Copy out the full set of records. Keep every word the same.

======== INFORMATION SUPPLIED ========

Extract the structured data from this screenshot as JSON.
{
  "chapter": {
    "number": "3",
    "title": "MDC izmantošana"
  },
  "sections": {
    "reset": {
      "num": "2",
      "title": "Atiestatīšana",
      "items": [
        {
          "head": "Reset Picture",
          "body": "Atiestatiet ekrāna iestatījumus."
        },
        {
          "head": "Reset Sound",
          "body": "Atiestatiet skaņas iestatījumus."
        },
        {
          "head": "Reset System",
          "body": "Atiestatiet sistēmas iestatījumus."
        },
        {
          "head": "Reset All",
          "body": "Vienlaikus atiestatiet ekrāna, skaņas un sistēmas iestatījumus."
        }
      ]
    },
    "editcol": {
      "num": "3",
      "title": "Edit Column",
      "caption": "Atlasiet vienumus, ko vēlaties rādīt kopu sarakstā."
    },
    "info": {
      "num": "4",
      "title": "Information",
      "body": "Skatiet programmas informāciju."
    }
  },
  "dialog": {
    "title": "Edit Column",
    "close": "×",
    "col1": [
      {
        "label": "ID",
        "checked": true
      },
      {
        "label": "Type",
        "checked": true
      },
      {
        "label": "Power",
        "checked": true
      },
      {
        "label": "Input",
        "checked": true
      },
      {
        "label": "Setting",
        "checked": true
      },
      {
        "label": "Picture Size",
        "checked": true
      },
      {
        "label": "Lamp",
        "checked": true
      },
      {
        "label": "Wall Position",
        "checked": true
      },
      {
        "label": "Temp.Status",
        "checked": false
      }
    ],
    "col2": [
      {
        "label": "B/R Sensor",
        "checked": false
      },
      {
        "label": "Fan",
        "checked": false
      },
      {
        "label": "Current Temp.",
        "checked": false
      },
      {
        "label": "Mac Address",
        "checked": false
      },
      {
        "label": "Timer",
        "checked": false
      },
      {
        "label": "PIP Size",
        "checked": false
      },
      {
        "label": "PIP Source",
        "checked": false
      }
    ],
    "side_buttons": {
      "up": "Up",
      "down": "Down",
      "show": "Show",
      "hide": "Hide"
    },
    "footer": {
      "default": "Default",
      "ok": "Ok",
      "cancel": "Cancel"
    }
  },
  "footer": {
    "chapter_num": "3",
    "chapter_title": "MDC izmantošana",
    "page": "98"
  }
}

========

▶ **FINAL ANSWER**:
Extract the structured data from this screenshot as JSON.
{
  "chapter": {
    "number": "3",
    "title": "MDC izmantošana"
  },
  "sections": {
    "reset": {
      "num": "2",
      "title": "Atiestatīšana",
      "items": [
        {
          "head": "Reset Picture",
          "body": "Atiestatiet ekrāna iestatījumus."
        },
        {
          "head": "Reset Sound",
          "body": "Atiestatiet skaņas iestatījumus."
        },
        {
          "head": "Reset System",
          "body": "Atiestatiet sistēmas iestatījumus."
        },
        {
          "head": "Reset All",
          "body": "Vienlaikus atiestatiet ekrāna, skaņas un sistēmas iestatījumus."
        }
      ]
    },
    "editcol": {
      "num": "3",
      "title": "Edit Column",
      "caption": "Atlasiet vienumus, ko vēlaties rādīt kopu sarakstā."
    },
    "info": {
      "num": "4",
      "title": "Information",
      "body": "Skatiet programmas informāciju."
    }
  },
  "dialog": {
    "title": "Edit Column",
    "close": "×",
    "col1": [
      {
        "label": "ID",
        "checked": true
      },
      {
        "label": "Type",
        "checked": true
      },
      {
        "label": "Power",
        "checked": true
      },
      {
        "label": "Input",
        "checked": true
      },
      {
        "label": "Setting",
        "checked": true
      },
      {
        "label": "Picture Size",
        "checked": true
      },
      {
        "label": "Lamp",
        "checked": true
      },
      {
        "label": "Wall Position",
        "checked": true
      },
      {
        "label": "Temp.Status",
        "checked": false
      }
    ],
    "col2": [
      {
        "label": "B/R Sensor",
        "checked": false
      },
      {
        "label": "Fan",
        "checked": false
      },
      {
        "label": "Current Temp.",
        "checked": false
      },
      {
        "label": "Mac Address",
        "checked": false
      },
      {
        "label": "Timer",
        "checked": false
      },
      {
        "label": "PIP Size",
        "checked": false
      },
      {
        "label": "PIP Source",
        "checked": false
      }
    ],
    "side_buttons": {
      "up": "Up",
      "down": "Down",
      "show": "Show",
      "hide": "Hide"
    },
    "footer": {
      "default": "Default",
      "ok": "Ok",
      "cancel": "Cancel"
    }
  },
  "footer": {
    "chapter_num": "3",
    "chapter_title": "MDC izmantošana",
    "page": "98"
  }
}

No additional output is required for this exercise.